* Task instructions: Read the data, and whenever a line holds the word "true", report that line.
_ _ _ _ _ _ _
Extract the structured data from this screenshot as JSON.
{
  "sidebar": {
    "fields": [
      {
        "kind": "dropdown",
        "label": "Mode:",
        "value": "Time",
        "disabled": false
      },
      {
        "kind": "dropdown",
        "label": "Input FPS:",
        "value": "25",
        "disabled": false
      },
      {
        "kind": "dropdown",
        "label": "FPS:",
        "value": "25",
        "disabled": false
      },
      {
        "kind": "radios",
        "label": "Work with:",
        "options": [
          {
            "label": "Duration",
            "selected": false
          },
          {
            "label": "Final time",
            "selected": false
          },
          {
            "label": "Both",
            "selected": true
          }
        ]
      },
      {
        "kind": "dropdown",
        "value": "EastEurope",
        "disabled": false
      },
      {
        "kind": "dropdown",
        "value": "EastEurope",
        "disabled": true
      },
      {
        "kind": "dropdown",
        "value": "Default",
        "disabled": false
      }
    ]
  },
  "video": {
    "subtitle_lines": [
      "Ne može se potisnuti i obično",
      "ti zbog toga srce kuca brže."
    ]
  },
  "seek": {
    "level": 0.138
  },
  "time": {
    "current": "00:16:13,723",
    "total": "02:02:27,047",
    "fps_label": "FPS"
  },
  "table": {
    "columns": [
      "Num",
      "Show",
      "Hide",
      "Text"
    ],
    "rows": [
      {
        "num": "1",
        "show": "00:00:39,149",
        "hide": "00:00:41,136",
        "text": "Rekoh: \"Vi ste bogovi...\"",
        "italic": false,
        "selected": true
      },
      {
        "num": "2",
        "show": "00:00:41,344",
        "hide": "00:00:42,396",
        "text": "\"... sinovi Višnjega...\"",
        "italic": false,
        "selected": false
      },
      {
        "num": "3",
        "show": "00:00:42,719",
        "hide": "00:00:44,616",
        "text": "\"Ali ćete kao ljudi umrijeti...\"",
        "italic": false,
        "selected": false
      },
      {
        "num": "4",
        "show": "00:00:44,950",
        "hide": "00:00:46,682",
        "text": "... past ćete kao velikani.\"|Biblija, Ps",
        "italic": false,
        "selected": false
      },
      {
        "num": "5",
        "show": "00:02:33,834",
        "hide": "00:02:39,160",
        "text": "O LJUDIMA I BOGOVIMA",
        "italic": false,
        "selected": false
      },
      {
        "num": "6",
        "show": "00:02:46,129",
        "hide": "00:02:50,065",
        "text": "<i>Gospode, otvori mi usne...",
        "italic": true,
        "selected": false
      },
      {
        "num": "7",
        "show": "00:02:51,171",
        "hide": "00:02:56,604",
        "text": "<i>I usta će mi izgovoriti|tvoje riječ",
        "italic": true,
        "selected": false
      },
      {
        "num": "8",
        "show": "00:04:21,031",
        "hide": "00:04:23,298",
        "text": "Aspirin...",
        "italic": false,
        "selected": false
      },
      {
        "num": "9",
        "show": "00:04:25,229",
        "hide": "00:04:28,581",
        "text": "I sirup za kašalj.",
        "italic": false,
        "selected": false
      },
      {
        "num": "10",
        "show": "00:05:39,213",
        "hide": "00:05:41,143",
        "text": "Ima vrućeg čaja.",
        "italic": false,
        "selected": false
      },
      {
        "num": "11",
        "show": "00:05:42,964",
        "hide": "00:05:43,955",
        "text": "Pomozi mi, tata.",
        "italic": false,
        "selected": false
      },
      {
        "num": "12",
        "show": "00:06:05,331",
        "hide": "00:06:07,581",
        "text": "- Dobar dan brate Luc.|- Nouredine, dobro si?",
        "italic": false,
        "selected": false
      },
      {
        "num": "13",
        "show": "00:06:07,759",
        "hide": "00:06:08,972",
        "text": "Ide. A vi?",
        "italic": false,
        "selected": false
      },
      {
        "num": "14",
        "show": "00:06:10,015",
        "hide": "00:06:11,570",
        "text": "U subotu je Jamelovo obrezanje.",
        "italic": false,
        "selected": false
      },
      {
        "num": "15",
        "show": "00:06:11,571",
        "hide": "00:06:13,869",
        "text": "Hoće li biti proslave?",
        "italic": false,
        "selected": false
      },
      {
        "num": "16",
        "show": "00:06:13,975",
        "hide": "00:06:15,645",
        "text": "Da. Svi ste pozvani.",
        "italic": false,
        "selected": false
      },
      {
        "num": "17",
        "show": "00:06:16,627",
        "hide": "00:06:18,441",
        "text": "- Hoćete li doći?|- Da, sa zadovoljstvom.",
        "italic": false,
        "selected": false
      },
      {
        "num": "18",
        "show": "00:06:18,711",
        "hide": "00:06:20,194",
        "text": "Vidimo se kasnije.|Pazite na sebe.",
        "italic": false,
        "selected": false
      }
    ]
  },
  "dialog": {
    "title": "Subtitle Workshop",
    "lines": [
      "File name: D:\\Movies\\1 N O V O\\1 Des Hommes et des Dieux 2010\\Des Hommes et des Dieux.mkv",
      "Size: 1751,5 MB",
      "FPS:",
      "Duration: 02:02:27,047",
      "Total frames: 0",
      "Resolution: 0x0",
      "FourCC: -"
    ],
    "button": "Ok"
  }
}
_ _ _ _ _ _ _
* Exercise solution:
            "selected": true
        "disabled": true
        "selected": true
        "italic": true,
        "italic": true,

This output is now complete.